Committee to examine General Education curriculum

After a decade’s worth of stagnation in development of Oswego State’s general education program, Faculty Assembly has taken action to analyze and possibly reformat it. A committee has been dispatched to decide how, if at all, Oswego State’s Gen. Ed. program should be altered.

"The purpose of the task force is to evaluate the strengths and weaknesses of the current general education program, to study new approaches to general education being used by colleges around the country, and to report to the campus about its findings," Provost and Vice President of Academic Affairs Susan Coultrap-McQuin said. "This is the first step in our plan to recreate a general education program for our students."

A growing number of complaints among students have been accumulating over the past several years, expressing concern and disdain about various flaws in the program, ranging from the program being too complicated to being too large. Many on the new committee feel that the time has come to assess whether or not the current program is fulfilling Oswego State students’ academic purposes as well as it should, or could, be.

The purpose of the general education program is also misunderstood among students and often leads to confusion as to how courses within the general education pertain to their majors. While measures must be taken to clarify these concerns, for now, this first step taken by the general education task force will be more of a baby step. No exact timetable has been placed on the committee to report their findings.

"The task force is only the first step in our process to recreate the?general education program on the campus," Coultrap-McQuin said. "During this step we will evaluate where we are and some of the new options we might consider. Next year, we will aim to determine the broad outline and goals of our new approach. Finally, we will create the courses to begin to deliver the new program. I think the task force will get us off to a good start in this multi-year process."

Among those getting involved with the task force is the Student Association and Penfield Library.

"Student Association, and myself, hope to bring student opinion to the task force. We, as students, are the ones taking these classes. We should have a say in the matter," Student Association Senator Rachel Dunn said.

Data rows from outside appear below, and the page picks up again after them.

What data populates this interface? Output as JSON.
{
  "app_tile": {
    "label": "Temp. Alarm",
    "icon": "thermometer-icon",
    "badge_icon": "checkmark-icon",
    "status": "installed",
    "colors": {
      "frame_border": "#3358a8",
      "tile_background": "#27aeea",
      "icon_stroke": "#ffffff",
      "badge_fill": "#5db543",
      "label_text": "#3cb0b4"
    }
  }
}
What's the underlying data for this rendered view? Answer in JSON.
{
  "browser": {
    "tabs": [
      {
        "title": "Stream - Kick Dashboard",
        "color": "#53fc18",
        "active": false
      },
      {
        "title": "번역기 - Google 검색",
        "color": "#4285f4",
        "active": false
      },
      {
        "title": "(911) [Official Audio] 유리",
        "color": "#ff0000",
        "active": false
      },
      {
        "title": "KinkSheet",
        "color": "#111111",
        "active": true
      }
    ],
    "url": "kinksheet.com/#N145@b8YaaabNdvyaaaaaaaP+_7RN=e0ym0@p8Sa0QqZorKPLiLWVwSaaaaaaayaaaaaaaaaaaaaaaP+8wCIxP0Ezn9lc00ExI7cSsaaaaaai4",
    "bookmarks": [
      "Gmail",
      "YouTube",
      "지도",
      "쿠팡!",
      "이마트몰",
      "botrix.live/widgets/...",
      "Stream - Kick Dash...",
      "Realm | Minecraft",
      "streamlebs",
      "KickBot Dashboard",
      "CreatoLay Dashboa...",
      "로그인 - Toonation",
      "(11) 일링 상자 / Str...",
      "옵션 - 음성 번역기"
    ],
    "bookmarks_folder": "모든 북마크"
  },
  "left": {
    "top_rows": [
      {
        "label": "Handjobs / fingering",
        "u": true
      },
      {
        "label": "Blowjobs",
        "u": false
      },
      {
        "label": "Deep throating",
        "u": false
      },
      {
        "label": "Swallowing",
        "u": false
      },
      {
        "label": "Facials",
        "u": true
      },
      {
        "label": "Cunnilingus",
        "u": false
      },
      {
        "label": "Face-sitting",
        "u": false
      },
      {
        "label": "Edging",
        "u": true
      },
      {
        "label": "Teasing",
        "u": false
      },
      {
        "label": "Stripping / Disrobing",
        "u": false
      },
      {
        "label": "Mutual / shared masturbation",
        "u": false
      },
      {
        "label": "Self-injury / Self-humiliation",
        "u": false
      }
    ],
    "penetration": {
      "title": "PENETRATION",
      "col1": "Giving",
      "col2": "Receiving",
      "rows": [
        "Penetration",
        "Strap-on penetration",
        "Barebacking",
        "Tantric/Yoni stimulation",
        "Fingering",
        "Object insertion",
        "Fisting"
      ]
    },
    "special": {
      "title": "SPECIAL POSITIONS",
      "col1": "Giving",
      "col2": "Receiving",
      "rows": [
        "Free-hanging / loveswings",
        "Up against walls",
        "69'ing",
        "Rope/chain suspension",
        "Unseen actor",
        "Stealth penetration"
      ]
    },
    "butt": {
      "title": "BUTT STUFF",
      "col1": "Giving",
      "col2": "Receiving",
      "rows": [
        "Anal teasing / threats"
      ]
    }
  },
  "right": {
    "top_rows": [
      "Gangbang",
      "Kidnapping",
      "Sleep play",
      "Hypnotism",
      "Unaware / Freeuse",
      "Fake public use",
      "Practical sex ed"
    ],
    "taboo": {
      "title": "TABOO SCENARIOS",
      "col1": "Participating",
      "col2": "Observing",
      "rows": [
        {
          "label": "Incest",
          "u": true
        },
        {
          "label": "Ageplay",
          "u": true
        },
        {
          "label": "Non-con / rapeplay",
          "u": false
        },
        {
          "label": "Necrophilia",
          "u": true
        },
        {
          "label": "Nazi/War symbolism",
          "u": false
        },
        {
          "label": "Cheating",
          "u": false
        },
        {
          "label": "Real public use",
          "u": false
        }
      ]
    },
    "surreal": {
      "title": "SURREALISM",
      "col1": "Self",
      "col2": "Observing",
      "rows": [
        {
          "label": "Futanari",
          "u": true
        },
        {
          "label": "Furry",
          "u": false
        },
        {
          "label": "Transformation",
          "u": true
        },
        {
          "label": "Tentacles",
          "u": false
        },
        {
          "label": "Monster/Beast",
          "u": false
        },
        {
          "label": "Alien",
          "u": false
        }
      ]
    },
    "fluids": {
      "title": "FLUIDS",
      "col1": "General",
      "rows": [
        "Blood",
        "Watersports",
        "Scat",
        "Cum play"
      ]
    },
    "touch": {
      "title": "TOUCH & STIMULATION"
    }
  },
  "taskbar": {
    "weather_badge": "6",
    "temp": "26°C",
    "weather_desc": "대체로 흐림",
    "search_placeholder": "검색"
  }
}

Jim Nichols, assistant coordinator of instruction and distance learning librarian at Penfield, is also pleased to be a part of the task force.

"We realized we had an opportunity in the library to make sure that we, at the very least had the opportunity to serve on faculty committees and task forces and councils and make sure that we were well represented in those areas that we felt like we had the most to offer and frankly had the most interest in too."

Coultrap-McQuin expressed her joviality concerning other departments joining the task force.

"Members of the task force will be seeking input from across campus about ?views of the current general education program," she said. "It will be very helpful ?to have representatives from all constituencies on campus who can help ?to seek and analyze campus members’ opinions."

"Broad representation helps to bring multiple perspectives to the discussions, so that all?views can be considered," she said.